Protecting your savings
Many savers with larger cash deposits have spread them out over more than one bank. It results in more paperwork, but is worth it for peace of mind.
Others have opted to move capital into arrangements which provide a higher level of investor protection than banks can offer. For example, if you have an investment bond issued by a Luxembourg regulated insurance company, your investment assets are protected should the insurance company fail.
Luxembourg provides very robust protection for life assurance policy holders, the strongest in Europe. The cornerstone of its ‘Triangle of Security’ investor protection regime is the legal requirement that all clients’ assets must be held by an independent custodian bank approved by the state regulator. The bank is required to ring-fence clients’ securities (investment funds, shares, bonds etc) so they are off its balance sheet. If the bank fails, these securities remain in segregated client accounts. 100% of the policyholder’s securities are therefore protected. This does not include cash deposits, but cash held in monetary funds are treated as securities and so are protected.
In any case, you should always ensure you have adequate diversification across different investment assets. This reduces risk as well as increasing the potential for improved returns.
And as always, your savings and investment decisions should be based around your personal objectives, circumstances, time horizon and risk profile. For the best results, take personalised, regulated advice on asset protection and a suitable tax-efficient investment approach for you in Spain.
All information contained in this article is based on our understanding of legislation and practice, in the UK and overseas at the time of writing; this may change in the future.

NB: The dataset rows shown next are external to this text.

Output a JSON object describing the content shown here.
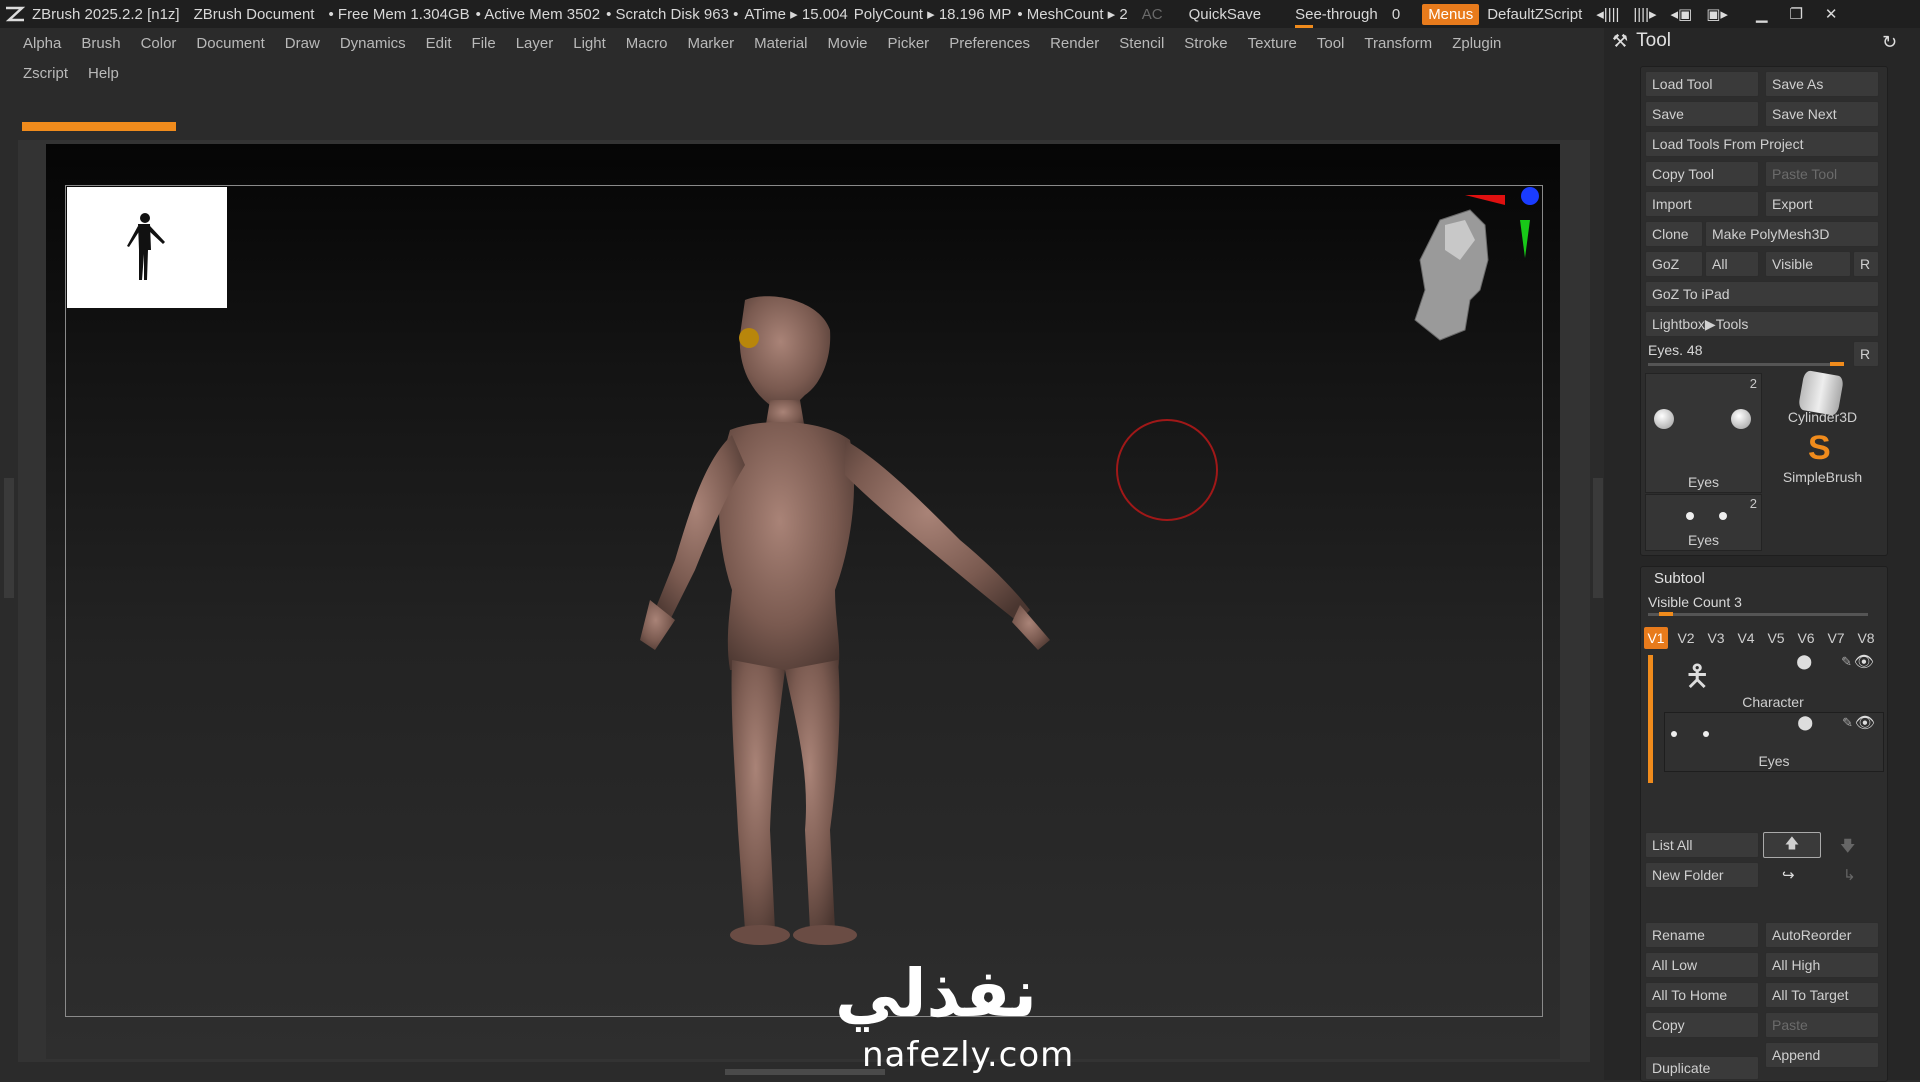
{
  "titlebar": {
    "app": "ZBrush 2025.2.2 [n1z]",
    "document": "ZBrush Document",
    "free_mem": "• Free Mem 1.304GB",
    "active_mem": "• Active Mem 3502",
    "scratch": "• Scratch Disk 963 •",
    "atime": "ATime ▸ 15.004",
    "polycount": "PolyCount ▸ 18.196 MP",
    "meshcount": "• MeshCount ▸ 2",
    "ac": "AC",
    "quicksave": "QuickSave",
    "seethrough": "See-through",
    "seethrough_value": "0",
    "menus": "Menus",
    "script": "DefaultZScript"
  },
  "menu": {
    "row1": [
      "Alpha",
      "Brush",
      "Color",
      "Document",
      "Draw",
      "Dynamics",
      "Edit",
      "File",
      "Layer",
      "Light",
      "Macro",
      "Marker",
      "Material",
      "Movie",
      "Picker",
      "Preferences",
      "Render",
      "Stencil",
      "Stroke",
      "Texture",
      "Tool",
      "Transform",
      "Zplugin"
    ],
    "row2": [
      "Zscript",
      "Help"
    ]
  },
  "progress_fraction": 0.08,
  "watermark": {
    "arabic": "نفذلي",
    "latin": "nafezly.com"
  },
  "tool_panel": {
    "title": "Tool",
    "buttons": {
      "load_tool": "Load Tool",
      "save_as": "Save As",
      "save": "Save",
      "save_next": "Save Next",
      "load_from_project": "Load Tools From Project",
      "copy_tool": "Copy Tool",
      "paste_tool": "Paste Tool",
      "import": "Import",
      "export": "Export",
      "clone": "Clone",
      "make_polymesh": "Make PolyMesh3D",
      "goz": "GoZ",
      "all": "All",
      "visible": "Visible",
      "r": "R",
      "goz_ipad": "GoZ To iPad",
      "lightbox": "Lightbox▶Tools"
    },
    "eyes_slider": {
      "label": "Eyes. 48",
      "r": "R"
    },
    "tools": [
      {
        "label": "Eyes",
        "count": "2"
      },
      {
        "label": "Cylinder3D"
      },
      {
        "label": "SimpleBrush"
      },
      {
        "label": "Eyes",
        "count": "2"
      }
    ]
  },
  "subtool": {
    "title": "Subtool",
    "visible_count": "Visible Count 3",
    "versions": [
      "V1",
      "V2",
      "V3",
      "V4",
      "V5",
      "V6",
      "V7",
      "V8"
    ],
    "items": [
      {
        "name": "Character"
      },
      {
        "name": "Eyes"
      }
    ],
    "buttons": {
      "list_all": "List All",
      "new_folder": "New Folder",
      "rename": "Rename",
      "autoreorder": "AutoReorder",
      "all_low": "All Low",
      "all_high": "All High",
      "all_to_home": "All To Home",
      "all_to_target": "All To Target",
      "copy": "Copy",
      "paste": "Paste",
      "duplicate": "Duplicate",
      "append": "Append"
    }
  },
  "colors": {
    "accent": "#f08b1c",
    "panel": "#262626",
    "button": "#3a3a3a"
  }
}
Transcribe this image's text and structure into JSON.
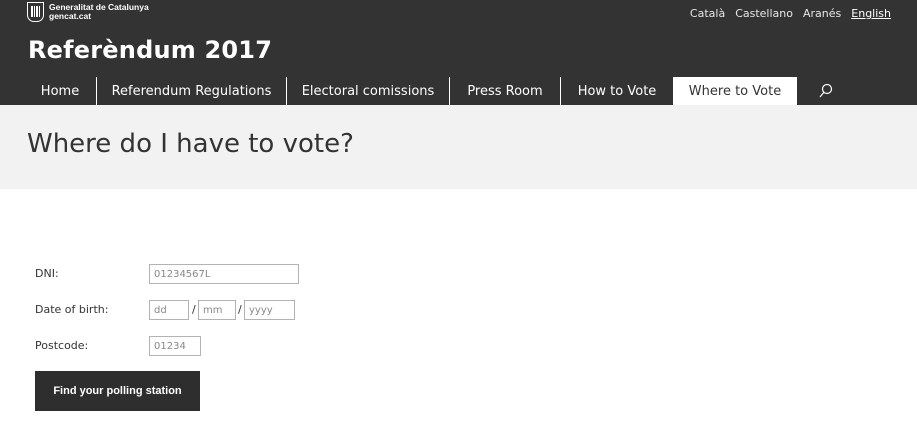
{
  "header": {
    "logo": {
      "line1": "Generalitat de Catalunya",
      "line2": "gencat.cat",
      "icon": "generalitat-emblem-icon"
    },
    "languages": [
      "Català",
      "Castellano",
      "Aranés",
      "English"
    ],
    "active_language": "English",
    "site_title": "Referèndum 2017"
  },
  "nav": {
    "items": [
      "Home",
      "Referendum Regulations",
      "Electoral comissions",
      "Press Room",
      "How to Vote",
      "Where to Vote"
    ],
    "active": "Where to Vote",
    "search_icon": "search-icon"
  },
  "page": {
    "title": "Where do I have to vote?"
  },
  "form": {
    "dni": {
      "label": "DNI:",
      "placeholder": "01234567L"
    },
    "dob": {
      "label": "Date of birth:",
      "day_placeholder": "dd",
      "month_placeholder": "mm",
      "year_placeholder": "yyyy",
      "separator": "/"
    },
    "postcode": {
      "label": "Postcode:",
      "placeholder": "01234"
    },
    "submit_label": "Find your polling station"
  },
  "colors": {
    "header_bg": "#333333",
    "banner_bg": "#f2f2f2",
    "button_bg": "#2e2e2e"
  }
}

Blevins Franks Wealth Management Limited (BFWML) is authorised and regulated by the Malta Financial Services Authority, registered number C 92917. Authorised to conduct investment services under the Investment Services Act and authorised to carry out insurance intermediary activities under the Insurance Distribution Act. Where advice is provided outside of Malta via the Insurance Distribution Directive or the Markets in Financial Instruments Directive II, the applicable regulatory system differs in some respects from that of Malta. BFWML also provides taxation advice; its tax advisers are fully qualified tax specialists. Blevins Franks Trustees Limited is authorised and regulated by the Malta Financial Services Authority for the administration of trusts, retirement schemes and companies. This promotion has been approved and issued by BFWML.